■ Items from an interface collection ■
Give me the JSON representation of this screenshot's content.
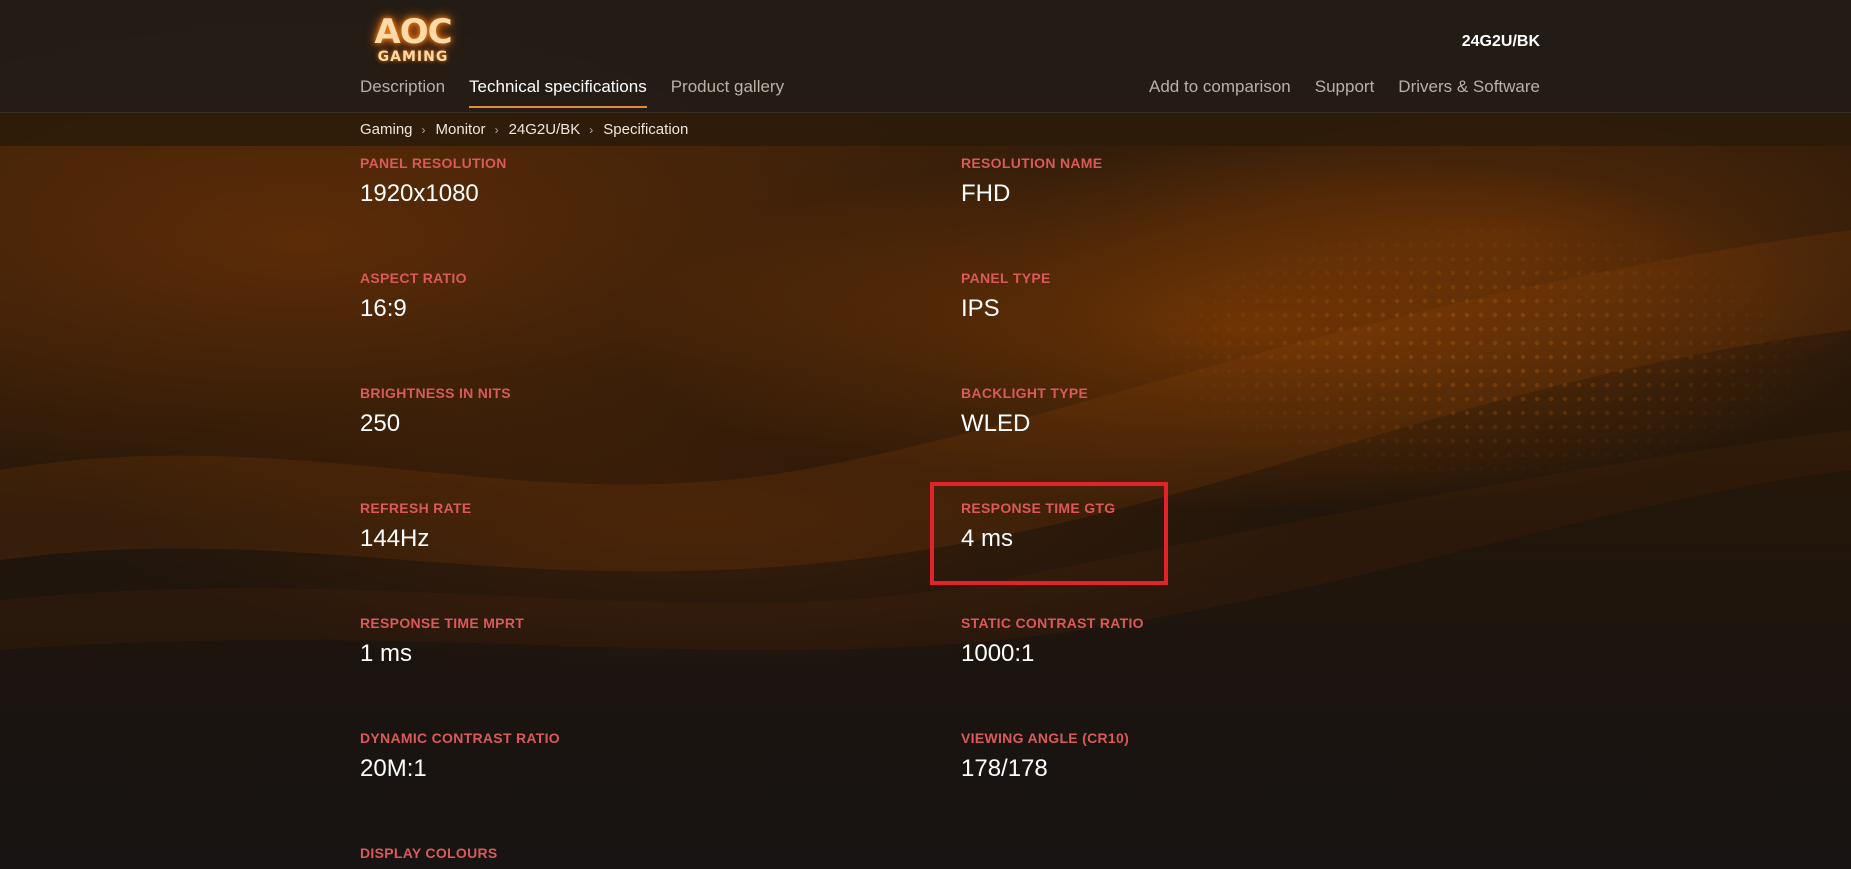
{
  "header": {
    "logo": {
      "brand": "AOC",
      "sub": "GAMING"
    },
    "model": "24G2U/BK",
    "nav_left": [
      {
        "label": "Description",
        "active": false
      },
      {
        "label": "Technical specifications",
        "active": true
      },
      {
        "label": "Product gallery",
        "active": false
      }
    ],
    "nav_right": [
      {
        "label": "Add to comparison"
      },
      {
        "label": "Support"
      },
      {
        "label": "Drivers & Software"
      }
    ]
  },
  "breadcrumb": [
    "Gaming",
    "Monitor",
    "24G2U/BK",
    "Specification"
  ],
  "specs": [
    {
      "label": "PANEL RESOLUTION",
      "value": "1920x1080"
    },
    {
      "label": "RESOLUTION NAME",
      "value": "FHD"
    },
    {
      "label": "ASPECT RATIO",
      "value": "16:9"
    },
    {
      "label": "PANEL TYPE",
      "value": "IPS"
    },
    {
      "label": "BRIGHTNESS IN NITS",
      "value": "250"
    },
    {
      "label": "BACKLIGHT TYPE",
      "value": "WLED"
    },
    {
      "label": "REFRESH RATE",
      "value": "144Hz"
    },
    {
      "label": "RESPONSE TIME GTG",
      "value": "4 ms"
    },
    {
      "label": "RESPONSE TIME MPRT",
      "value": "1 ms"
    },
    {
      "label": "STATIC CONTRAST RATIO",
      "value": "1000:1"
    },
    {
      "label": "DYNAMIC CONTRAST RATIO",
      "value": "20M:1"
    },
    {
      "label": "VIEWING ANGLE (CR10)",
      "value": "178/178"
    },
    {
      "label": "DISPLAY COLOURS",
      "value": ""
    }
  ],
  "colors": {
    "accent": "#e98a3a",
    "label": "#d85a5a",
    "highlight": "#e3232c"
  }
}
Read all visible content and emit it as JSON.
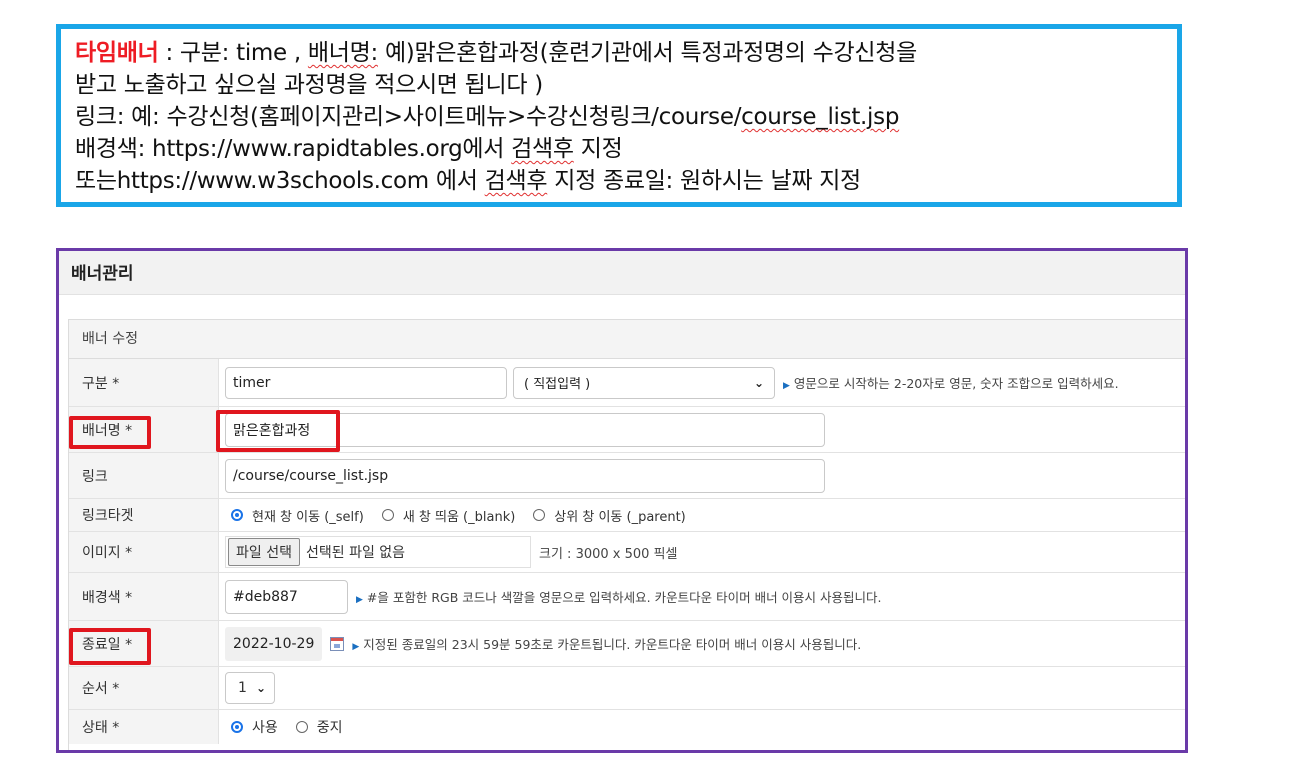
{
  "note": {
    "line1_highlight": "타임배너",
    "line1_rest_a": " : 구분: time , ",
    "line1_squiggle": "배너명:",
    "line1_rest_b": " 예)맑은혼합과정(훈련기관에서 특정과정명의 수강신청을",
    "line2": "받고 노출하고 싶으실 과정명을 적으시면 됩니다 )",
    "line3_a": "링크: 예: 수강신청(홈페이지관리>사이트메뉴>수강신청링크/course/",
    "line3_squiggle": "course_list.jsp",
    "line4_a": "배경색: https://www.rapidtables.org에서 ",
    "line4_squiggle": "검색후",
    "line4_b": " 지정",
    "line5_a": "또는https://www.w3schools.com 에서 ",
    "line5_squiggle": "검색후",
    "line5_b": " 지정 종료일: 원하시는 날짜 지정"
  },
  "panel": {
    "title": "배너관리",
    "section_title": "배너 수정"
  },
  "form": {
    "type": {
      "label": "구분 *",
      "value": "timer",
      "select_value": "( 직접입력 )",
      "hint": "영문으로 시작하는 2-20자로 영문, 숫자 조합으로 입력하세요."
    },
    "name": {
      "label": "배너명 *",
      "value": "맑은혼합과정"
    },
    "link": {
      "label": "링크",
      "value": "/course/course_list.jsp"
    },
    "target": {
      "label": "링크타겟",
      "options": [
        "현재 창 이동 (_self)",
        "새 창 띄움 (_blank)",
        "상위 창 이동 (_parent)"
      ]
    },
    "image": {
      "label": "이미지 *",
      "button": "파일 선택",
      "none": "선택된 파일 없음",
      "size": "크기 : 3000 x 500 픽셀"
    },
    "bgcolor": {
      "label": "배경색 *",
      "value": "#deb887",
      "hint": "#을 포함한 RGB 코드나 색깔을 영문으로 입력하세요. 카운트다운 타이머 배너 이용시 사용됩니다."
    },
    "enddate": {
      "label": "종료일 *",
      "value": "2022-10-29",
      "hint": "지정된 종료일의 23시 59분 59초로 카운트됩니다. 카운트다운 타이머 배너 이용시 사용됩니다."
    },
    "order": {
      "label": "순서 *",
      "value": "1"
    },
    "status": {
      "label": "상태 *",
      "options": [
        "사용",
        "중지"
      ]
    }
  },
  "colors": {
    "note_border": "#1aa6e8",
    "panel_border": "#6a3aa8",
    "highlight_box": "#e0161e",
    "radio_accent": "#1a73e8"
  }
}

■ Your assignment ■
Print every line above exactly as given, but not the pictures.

■ Solved exercise ■
Give me the JSON representation of this screenshot's content.
{
  "header": {
    "logo": {
      "brand": "AOC",
      "sub": "GAMING"
    },
    "model": "24G2U/BK",
    "nav_left": [
      {
        "label": "Description",
        "active": false
      },
      {
        "label": "Technical specifications",
        "active": true
      },
      {
        "label": "Product gallery",
        "active": false
      }
    ],
    "nav_right": [
      {
        "label": "Add to comparison"
      },
      {
        "label": "Support"
      },
      {
        "label": "Drivers & Software"
      }
    ]
  },
  "breadcrumb": [
    "Gaming",
    "Monitor",
    "24G2U/BK",
    "Specification"
  ],
  "specs": [
    {
      "label": "PANEL RESOLUTION",
      "value": "1920x1080"
    },
    {
      "label": "RESOLUTION NAME",
      "value": "FHD"
    },
    {
      "label": "ASPECT RATIO",
      "value": "16:9"
    },
    {
      "label": "PANEL TYPE",
      "value": "IPS"
    },
    {
      "label": "BRIGHTNESS IN NITS",
      "value": "250"
    },
    {
      "label": "BACKLIGHT TYPE",
      "value": "WLED"
    },
    {
      "label": "REFRESH RATE",
      "value": "144Hz"
    },
    {
      "label": "RESPONSE TIME GTG",
      "value": "4 ms"
    },
    {
      "label": "RESPONSE TIME MPRT",
      "value": "1 ms"
    },
    {
      "label": "STATIC CONTRAST RATIO",
      "value": "1000:1"
    },
    {
      "label": "DYNAMIC CONTRAST RATIO",
      "value": "20M:1"
    },
    {
      "label": "VIEWING ANGLE (CR10)",
      "value": "178/178"
    },
    {
      "label": "DISPLAY COLOURS",
      "value": ""
    }
  ],
  "colors": {
    "accent": "#e98a3a",
    "label": "#d85a5a",
    "highlight": "#e3232c"
  }
}
Read all visible content and emit it as JSON.
{
  "note": {
    "line1_highlight": "타임배너",
    "line1_rest_a": " : 구분: time , ",
    "line1_squiggle": "배너명:",
    "line1_rest_b": " 예)맑은혼합과정(훈련기관에서 특정과정명의 수강신청을",
    "line2": "받고 노출하고 싶으실 과정명을 적으시면 됩니다 )",
    "line3_a": "링크: 예: 수강신청(홈페이지관리>사이트메뉴>수강신청링크/course/",
    "line3_squiggle": "course_list.jsp",
    "line4_a": "배경색: https://www.rapidtables.org에서 ",
    "line4_squiggle": "검색후",
    "line4_b": " 지정",
    "line5_a": "또는https://www.w3schools.com 에서 ",
    "line5_squiggle": "검색후",
    "line5_b": " 지정 종료일: 원하시는 날짜 지정"
  },
  "panel": {
    "title": "배너관리",
    "section_title": "배너 수정"
  },
  "form": {
    "type": {
      "label": "구분 *",
      "value": "timer",
      "select_value": "( 직접입력 )",
      "hint": "영문으로 시작하는 2-20자로 영문, 숫자 조합으로 입력하세요."
    },
    "name": {
      "label": "배너명 *",
      "value": "맑은혼합과정"
    },
    "link": {
      "label": "링크",
      "value": "/course/course_list.jsp"
    },
    "target": {
      "label": "링크타겟",
      "options": [
        "현재 창 이동 (_self)",
        "새 창 띄움 (_blank)",
        "상위 창 이동 (_parent)"
      ]
    },
    "image": {
      "label": "이미지 *",
      "button": "파일 선택",
      "none": "선택된 파일 없음",
      "size": "크기 : 3000 x 500 픽셀"
    },
    "bgcolor": {
      "label": "배경색 *",
      "value": "#deb887",
      "hint": "#을 포함한 RGB 코드나 색깔을 영문으로 입력하세요. 카운트다운 타이머 배너 이용시 사용됩니다."
    },
    "enddate": {
      "label": "종료일 *",
      "value": "2022-10-29",
      "hint": "지정된 종료일의 23시 59분 59초로 카운트됩니다. 카운트다운 타이머 배너 이용시 사용됩니다."
    },
    "order": {
      "label": "순서 *",
      "value": "1"
    },
    "status": {
      "label": "상태 *",
      "options": [
        "사용",
        "중지"
      ]
    }
  },
  "colors": {
    "note_border": "#1aa6e8",
    "panel_border": "#6a3aa8",
    "highlight_box": "#e0161e",
    "radio_accent": "#1a73e8"
  }
}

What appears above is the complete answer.